### Task directions:
Copy every record exactly, leaving the pictures out.
[Dataset records — start]
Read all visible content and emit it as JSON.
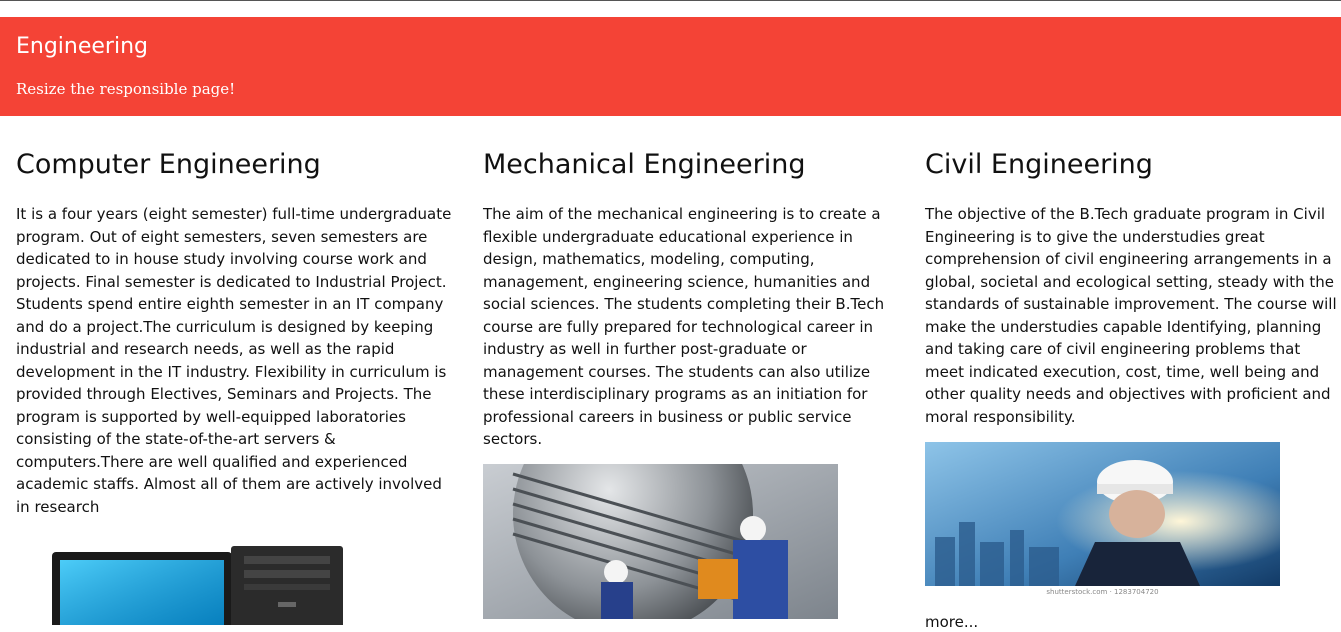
{
  "header": {
    "title": "Engineering",
    "subtitle": "Resize the responsible page!",
    "background": "#f44336"
  },
  "sections": [
    {
      "title": "Computer Engineering",
      "text": "It is a four years (eight semester) full-time undergraduate program. Out of eight semesters, seven semesters are dedicated to in house study involving course work and projects. Final semester is dedicated to Industrial Project. Students spend entire eighth semester in an IT company and do a project.The curriculum is designed by keeping industrial and research needs, as well as the rapid development in the IT industry. Flexibility in curriculum is provided through Electives, Seminars and Projects. The program is supported by well-equipped laboratories consisting of the state-of-the-art servers & computers.There are well qualified and experienced academic staffs. Almost all of them are actively involved in research",
      "image": "desktop-computer-image"
    },
    {
      "title": "Mechanical Engineering",
      "text": "The aim of the mechanical engineering is to create a flexible undergraduate educational experience in design, mathematics, modeling, computing, management, engineering science, humanities and social sciences. The students completing their B.Tech course are fully prepared for technological career in industry as well in further post-graduate or management courses. The students can also utilize these interdisciplinary programs as an initiation for professional careers in business or public service sectors.",
      "image": "turbine-workers-image"
    },
    {
      "title": "Civil Engineering",
      "text": "The objective of the B.Tech graduate program in Civil Engineering is to give the understudies great comprehension of civil engineering arrangements in a global, societal and ecological setting, steady with the standards of sustainable improvement. The course will make the understudies capable Identifying, planning and taking care of civil engineering problems that meet indicated execution, cost, time, well being and other quality needs and objectives with proficient and moral responsibility.",
      "image": "engineer-hardhat-city-image",
      "image_caption": "shutterstock.com · 1283704720"
    }
  ],
  "more_label": "more..."
}
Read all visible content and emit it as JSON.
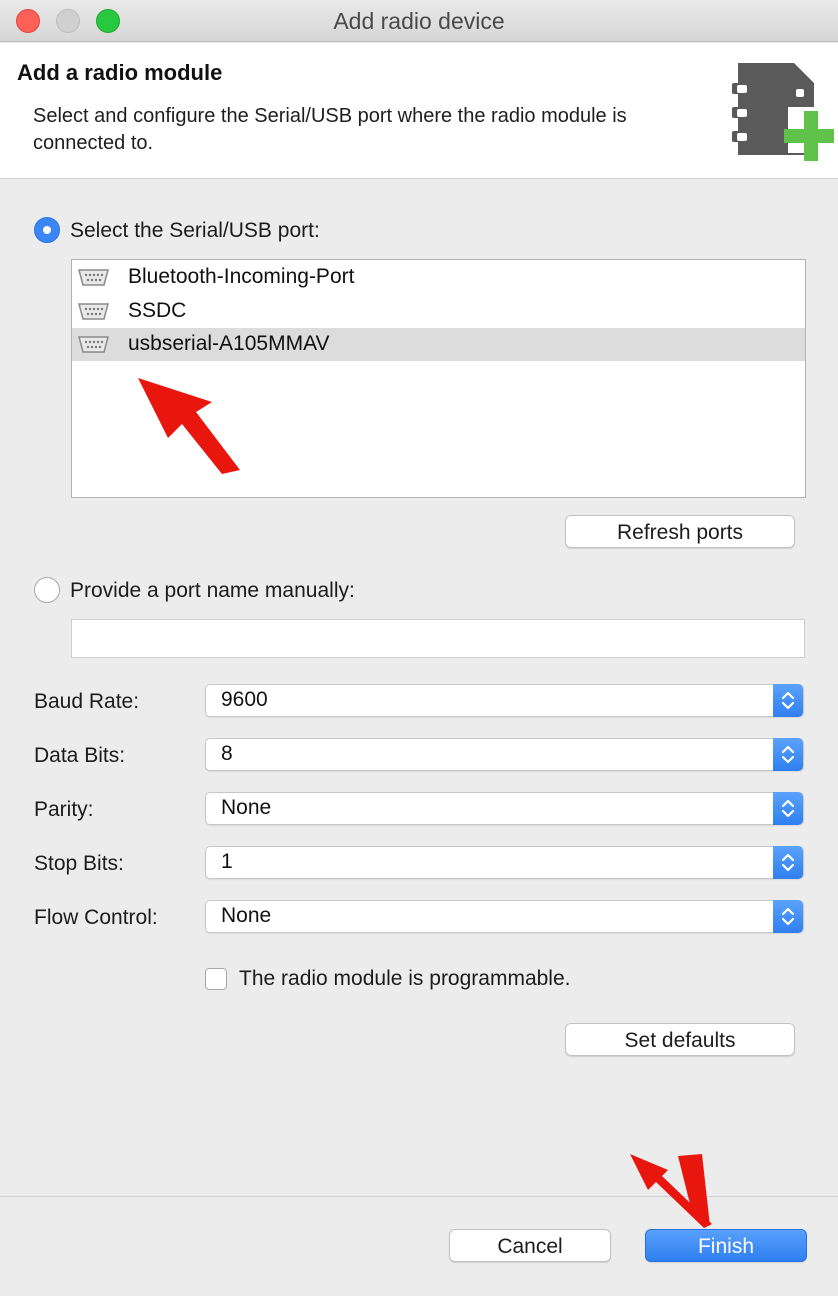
{
  "window": {
    "title": "Add radio device"
  },
  "header": {
    "title": "Add a radio module",
    "description": "Select and configure the Serial/USB port where the radio module is connected to.",
    "icon": "radio-module-add-icon"
  },
  "serial_option": {
    "label": "Select the Serial/USB port:",
    "selected": true,
    "ports": [
      {
        "name": "Bluetooth-Incoming-Port",
        "icon": "serial-port-icon",
        "selected": false
      },
      {
        "name": "SSDC",
        "icon": "serial-port-icon",
        "selected": false
      },
      {
        "name": "usbserial-A105MMAV",
        "icon": "serial-port-icon",
        "selected": true
      }
    ],
    "refresh_label": "Refresh ports"
  },
  "manual_option": {
    "label": "Provide a port name manually:",
    "selected": false,
    "value": "",
    "placeholder": ""
  },
  "settings": {
    "baud_rate": {
      "label": "Baud Rate:",
      "value": "9600"
    },
    "data_bits": {
      "label": "Data Bits:",
      "value": "8"
    },
    "parity": {
      "label": "Parity:",
      "value": "None"
    },
    "stop_bits": {
      "label": "Stop Bits:",
      "value": "1"
    },
    "flow_control": {
      "label": "Flow Control:",
      "value": "None"
    }
  },
  "programmable": {
    "label": "The radio module is programmable.",
    "checked": false
  },
  "set_defaults_label": "Set defaults",
  "footer": {
    "cancel_label": "Cancel",
    "finish_label": "Finish"
  },
  "colors": {
    "accent": "#3b86f7",
    "annotation": "#e8160c"
  }
}
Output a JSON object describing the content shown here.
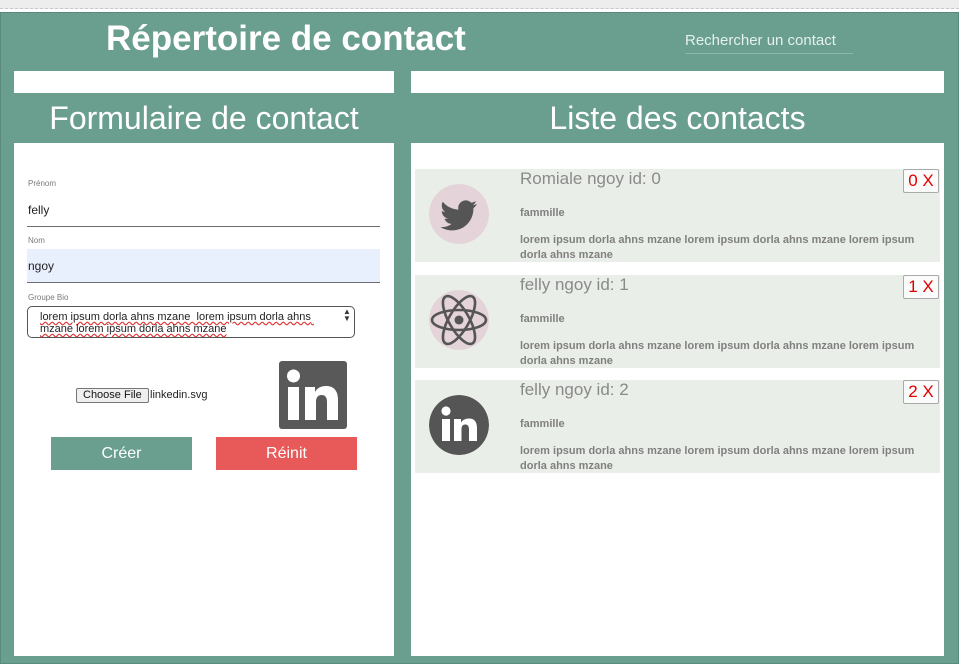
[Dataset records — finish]
### Problem solution:
Read all visible content and emit it as JSON.
{
  "header": {
    "title": "Engineering",
    "subtitle": "Resize the responsible page!",
    "background": "#f44336"
  },
  "sections": [
    {
      "title": "Computer Engineering",
      "text": "It is a four years (eight semester) full-time undergraduate program. Out of eight semesters, seven semesters are dedicated to in house study involving course work and projects. Final semester is dedicated to Industrial Project. Students spend entire eighth semester in an IT company and do a project.The curriculum is designed by keeping industrial and research needs, as well as the rapid development in the IT industry. Flexibility in curriculum is provided through Electives, Seminars and Projects. The program is supported by well-equipped laboratories consisting of the state-of-the-art servers & computers.There are well qualified and experienced academic staffs. Almost all of them are actively involved in research",
      "image": "desktop-computer-image"
    },
    {
      "title": "Mechanical Engineering",
      "text": "The aim of the mechanical engineering is to create a flexible undergraduate educational experience in design, mathematics, modeling, computing, management, engineering science, humanities and social sciences. The students completing their B.Tech course are fully prepared for technological career in industry as well in further post-graduate or management courses. The students can also utilize these interdisciplinary programs as an initiation for professional careers in business or public service sectors.",
      "image": "turbine-workers-image"
    },
    {
      "title": "Civil Engineering",
      "text": "The objective of the B.Tech graduate program in Civil Engineering is to give the understudies great comprehension of civil engineering arrangements in a global, societal and ecological setting, steady with the standards of sustainable improvement. The course will make the understudies capable Identifying, planning and taking care of civil engineering problems that meet indicated execution, cost, time, well being and other quality needs and objectives with proficient and moral responsibility.",
      "image": "engineer-hardhat-city-image",
      "image_caption": "shutterstock.com · 1283704720"
    }
  ],
  "more_label": "more..."
}
Read all visible content and emit it as JSON.
{
  "window": {
    "title": "Add radio device"
  },
  "header": {
    "title": "Add a radio module",
    "description": "Select and configure the Serial/USB port where the radio module is connected to.",
    "icon": "radio-module-add-icon"
  },
  "serial_option": {
    "label": "Select the Serial/USB port:",
    "selected": true,
    "ports": [
      {
        "name": "Bluetooth-Incoming-Port",
        "icon": "serial-port-icon",
        "selected": false
      },
      {
        "name": "SSDC",
        "icon": "serial-port-icon",
        "selected": false
      },
      {
        "name": "usbserial-A105MMAV",
        "icon": "serial-port-icon",
        "selected": true
      }
    ],
    "refresh_label": "Refresh ports"
  },
  "manual_option": {
    "label": "Provide a port name manually:",
    "selected": false,
    "value": "",
    "placeholder": ""
  },
  "settings": {
    "baud_rate": {
      "label": "Baud Rate:",
      "value": "9600"
    },
    "data_bits": {
      "label": "Data Bits:",
      "value": "8"
    },
    "parity": {
      "label": "Parity:",
      "value": "None"
    },
    "stop_bits": {
      "label": "Stop Bits:",
      "value": "1"
    },
    "flow_control": {
      "label": "Flow Control:",
      "value": "None"
    }
  },
  "programmable": {
    "label": "The radio module is programmable.",
    "checked": false
  },
  "set_defaults_label": "Set defaults",
  "footer": {
    "cancel_label": "Cancel",
    "finish_label": "Finish"
  },
  "colors": {
    "accent": "#3b86f7",
    "annotation": "#e8160c"
  }
}
Output a JSON object describing the content shown here.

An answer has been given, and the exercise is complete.